Hog prices ended the week with live prices steady to down $1.50 per cwt from a week earlier. However, carcass prices were somewhat stronger compared to last week with prices $0.14 to $2.41 per cwt higher compared to Friday of last week.

The top live prices for select markets were: Peoria $54.00, St. Paul $56.00, Sioux Falls $56.00, and interior Missouri $54.00. The weighted average carcass prices for 185# carcass with 0.9-1.1" back fat 6 sq. In. loin 2 In. deep by area were: western Cornbelt $77.89, eastern Cornbelt $75.87, Iowa-Minnesota $77.35, and nation $76.91 for the morning report Friday.

Cash feeder pig prices are holding very strong. Prices this week at United Producers tel-o-auction were steady to $10 per cwt stronger than 2 weeks earlier. The United prices by weight groups were: 40-50# $98 per cwt, 50-60# $98 per cwt, and 60-70# $84-87.50 per cwt.

Pork product prices ended the week mixed compared to last week. Loins with a ¼" trim at $115.89 per cwt were down $4.11 per cwt, Boston butts with a ¼" trim at $96.50 per cwt were down $3.00 per cwt, 17-20# hams were steady at a price of $78.00 per cwt, and 14-16# bellies were steady at $115.00 per cwt.

Slaughter for next week probably will be below a year earlier. For some reason slaughter increased over 8% from this week to next week last year.

Producers need to at least keep marketings current as we go into the seasonally increased numbers. In fact, a modest amount of pulling marketings forward could pay off in the next few weeks.

The number of producers in the U.S. that market 50,000 head or more annually is leveling off. For example the number of producers of this size increased by 120% from 1994-1997, from 1997-2000 the increase was less than 8%, and 2000-2003 the increase was only 2%.

The concentration in the proportion of the hogs produced is continuing in the U.S. industry but the rate of change is also slowing. For example from 1994-1997 the percentage of the U.S. industry produced by producers marketing 50,000 head or more annually increased by 118%, from 1997-2000 the rate of increase slowed to 31% and from 2000-2003 the rate of growth was 16%.

These data are from the 2003 structure of the hog industry study by the University of Missouri and Iowa State University that was posted on the same website as this letter this week.

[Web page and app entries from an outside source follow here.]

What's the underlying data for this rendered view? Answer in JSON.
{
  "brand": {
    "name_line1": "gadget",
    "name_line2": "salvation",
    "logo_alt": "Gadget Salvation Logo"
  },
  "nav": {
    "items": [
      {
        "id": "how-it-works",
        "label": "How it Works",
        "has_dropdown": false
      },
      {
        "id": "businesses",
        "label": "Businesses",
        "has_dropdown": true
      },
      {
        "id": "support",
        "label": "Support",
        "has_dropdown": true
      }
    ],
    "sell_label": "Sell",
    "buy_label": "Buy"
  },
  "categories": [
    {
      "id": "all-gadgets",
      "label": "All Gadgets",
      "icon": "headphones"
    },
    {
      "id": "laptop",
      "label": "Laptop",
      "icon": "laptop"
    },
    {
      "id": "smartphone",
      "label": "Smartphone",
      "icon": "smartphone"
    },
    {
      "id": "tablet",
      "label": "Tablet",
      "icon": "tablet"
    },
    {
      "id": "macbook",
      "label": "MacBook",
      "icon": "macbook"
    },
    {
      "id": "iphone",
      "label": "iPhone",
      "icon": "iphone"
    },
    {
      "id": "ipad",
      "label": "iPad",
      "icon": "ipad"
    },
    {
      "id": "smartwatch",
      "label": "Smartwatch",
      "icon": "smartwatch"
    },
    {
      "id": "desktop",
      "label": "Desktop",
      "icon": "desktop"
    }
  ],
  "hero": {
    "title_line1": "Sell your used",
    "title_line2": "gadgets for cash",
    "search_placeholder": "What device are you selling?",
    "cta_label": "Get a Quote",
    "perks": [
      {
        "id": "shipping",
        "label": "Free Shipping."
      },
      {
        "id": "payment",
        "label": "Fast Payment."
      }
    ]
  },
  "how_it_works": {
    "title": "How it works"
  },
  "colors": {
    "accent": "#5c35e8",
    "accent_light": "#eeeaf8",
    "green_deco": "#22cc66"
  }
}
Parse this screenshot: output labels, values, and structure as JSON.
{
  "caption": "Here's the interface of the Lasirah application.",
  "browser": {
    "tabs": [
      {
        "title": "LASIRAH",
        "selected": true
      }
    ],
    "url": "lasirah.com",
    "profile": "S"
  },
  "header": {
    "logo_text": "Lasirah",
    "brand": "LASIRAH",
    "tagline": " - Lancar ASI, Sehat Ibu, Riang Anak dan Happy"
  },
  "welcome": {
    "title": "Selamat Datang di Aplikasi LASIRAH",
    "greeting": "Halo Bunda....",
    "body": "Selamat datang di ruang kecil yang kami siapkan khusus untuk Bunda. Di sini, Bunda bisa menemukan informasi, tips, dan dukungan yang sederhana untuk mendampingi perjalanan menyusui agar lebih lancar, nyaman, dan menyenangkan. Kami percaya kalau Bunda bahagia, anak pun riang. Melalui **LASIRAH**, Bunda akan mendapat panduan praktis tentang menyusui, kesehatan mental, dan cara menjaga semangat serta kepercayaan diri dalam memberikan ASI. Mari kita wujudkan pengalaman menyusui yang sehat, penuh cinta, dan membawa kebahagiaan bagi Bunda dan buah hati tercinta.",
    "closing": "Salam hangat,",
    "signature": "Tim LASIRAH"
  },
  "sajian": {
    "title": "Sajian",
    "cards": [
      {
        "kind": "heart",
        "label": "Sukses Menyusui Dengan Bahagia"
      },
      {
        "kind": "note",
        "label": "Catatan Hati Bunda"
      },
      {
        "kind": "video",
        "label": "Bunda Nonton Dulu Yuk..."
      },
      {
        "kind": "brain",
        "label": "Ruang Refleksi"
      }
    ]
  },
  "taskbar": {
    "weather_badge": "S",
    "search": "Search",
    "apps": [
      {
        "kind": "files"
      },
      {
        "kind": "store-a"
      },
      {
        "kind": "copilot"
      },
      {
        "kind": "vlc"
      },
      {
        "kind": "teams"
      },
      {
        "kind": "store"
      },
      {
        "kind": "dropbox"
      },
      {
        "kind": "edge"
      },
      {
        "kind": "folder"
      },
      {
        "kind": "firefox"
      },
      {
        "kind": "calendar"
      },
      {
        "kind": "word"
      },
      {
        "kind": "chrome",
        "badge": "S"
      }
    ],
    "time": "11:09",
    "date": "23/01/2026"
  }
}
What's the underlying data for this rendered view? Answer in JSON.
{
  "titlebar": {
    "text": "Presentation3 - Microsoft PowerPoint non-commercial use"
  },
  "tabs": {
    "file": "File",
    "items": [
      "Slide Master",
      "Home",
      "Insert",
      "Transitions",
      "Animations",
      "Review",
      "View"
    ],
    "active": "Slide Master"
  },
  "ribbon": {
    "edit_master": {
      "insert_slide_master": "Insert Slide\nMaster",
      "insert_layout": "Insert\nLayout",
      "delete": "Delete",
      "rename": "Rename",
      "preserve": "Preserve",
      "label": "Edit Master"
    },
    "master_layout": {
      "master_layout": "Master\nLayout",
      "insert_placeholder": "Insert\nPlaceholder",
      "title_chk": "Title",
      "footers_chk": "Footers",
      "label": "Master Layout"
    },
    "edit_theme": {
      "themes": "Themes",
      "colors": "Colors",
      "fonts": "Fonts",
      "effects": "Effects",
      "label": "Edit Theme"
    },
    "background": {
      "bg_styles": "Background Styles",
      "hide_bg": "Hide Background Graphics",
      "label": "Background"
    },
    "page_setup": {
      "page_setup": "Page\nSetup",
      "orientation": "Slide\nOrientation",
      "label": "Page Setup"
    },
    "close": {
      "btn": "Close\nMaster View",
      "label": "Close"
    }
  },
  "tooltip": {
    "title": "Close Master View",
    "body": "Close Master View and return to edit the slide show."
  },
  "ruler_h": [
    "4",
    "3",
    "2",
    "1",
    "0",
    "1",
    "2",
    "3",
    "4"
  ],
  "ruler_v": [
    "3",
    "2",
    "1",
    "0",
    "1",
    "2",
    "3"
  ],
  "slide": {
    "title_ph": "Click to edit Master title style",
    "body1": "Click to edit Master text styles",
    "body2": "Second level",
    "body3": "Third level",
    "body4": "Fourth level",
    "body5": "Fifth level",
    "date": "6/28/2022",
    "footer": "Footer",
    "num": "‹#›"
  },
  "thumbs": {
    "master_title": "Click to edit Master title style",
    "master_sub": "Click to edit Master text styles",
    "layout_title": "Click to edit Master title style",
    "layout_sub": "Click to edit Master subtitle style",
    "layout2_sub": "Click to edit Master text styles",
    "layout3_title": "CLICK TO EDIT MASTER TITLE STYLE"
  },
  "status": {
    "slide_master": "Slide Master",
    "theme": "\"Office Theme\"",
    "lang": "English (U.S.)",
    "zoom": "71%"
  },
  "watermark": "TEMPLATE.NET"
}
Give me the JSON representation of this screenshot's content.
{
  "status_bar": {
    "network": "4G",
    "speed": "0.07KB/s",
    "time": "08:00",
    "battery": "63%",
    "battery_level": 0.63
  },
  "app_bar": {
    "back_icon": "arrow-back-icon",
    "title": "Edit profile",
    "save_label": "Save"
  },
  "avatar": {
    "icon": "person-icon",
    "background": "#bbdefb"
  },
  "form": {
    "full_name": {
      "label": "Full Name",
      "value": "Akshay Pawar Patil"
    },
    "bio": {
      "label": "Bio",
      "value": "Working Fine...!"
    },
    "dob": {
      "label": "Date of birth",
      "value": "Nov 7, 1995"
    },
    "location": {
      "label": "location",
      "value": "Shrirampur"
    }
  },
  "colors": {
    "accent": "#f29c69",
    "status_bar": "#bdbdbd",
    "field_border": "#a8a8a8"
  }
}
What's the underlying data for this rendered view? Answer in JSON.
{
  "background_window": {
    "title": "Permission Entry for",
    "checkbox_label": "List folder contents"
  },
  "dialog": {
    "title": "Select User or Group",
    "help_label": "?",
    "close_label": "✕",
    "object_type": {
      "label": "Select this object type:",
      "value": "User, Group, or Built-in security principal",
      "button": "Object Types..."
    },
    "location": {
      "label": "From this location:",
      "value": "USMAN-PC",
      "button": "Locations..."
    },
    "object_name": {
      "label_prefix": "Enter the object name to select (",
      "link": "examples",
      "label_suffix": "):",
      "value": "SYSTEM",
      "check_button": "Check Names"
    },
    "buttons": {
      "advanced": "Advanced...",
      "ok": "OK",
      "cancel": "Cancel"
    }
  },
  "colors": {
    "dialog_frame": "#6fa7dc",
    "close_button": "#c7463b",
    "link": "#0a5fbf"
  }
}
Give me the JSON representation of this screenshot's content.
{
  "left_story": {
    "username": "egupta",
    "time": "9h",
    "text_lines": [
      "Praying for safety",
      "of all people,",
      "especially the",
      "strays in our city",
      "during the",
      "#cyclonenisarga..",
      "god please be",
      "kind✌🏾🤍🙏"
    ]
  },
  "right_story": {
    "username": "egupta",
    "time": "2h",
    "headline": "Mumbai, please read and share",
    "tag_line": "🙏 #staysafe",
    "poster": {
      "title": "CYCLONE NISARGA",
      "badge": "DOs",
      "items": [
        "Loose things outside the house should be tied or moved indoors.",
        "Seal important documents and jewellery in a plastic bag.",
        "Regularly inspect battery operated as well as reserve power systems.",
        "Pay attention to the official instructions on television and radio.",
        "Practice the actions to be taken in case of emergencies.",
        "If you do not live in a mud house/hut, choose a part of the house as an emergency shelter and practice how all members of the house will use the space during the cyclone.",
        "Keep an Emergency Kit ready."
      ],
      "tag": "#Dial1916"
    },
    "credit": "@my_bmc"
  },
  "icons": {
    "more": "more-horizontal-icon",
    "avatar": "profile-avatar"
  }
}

Demand continues to hold strong for all meats but there was some softness reported this week in chicken breasts as well as some pork cuts along with beef.

Slaughter this week at 1865 thousand head under Federal Inspection was up by 2.9% from a year earlier.

5m Editor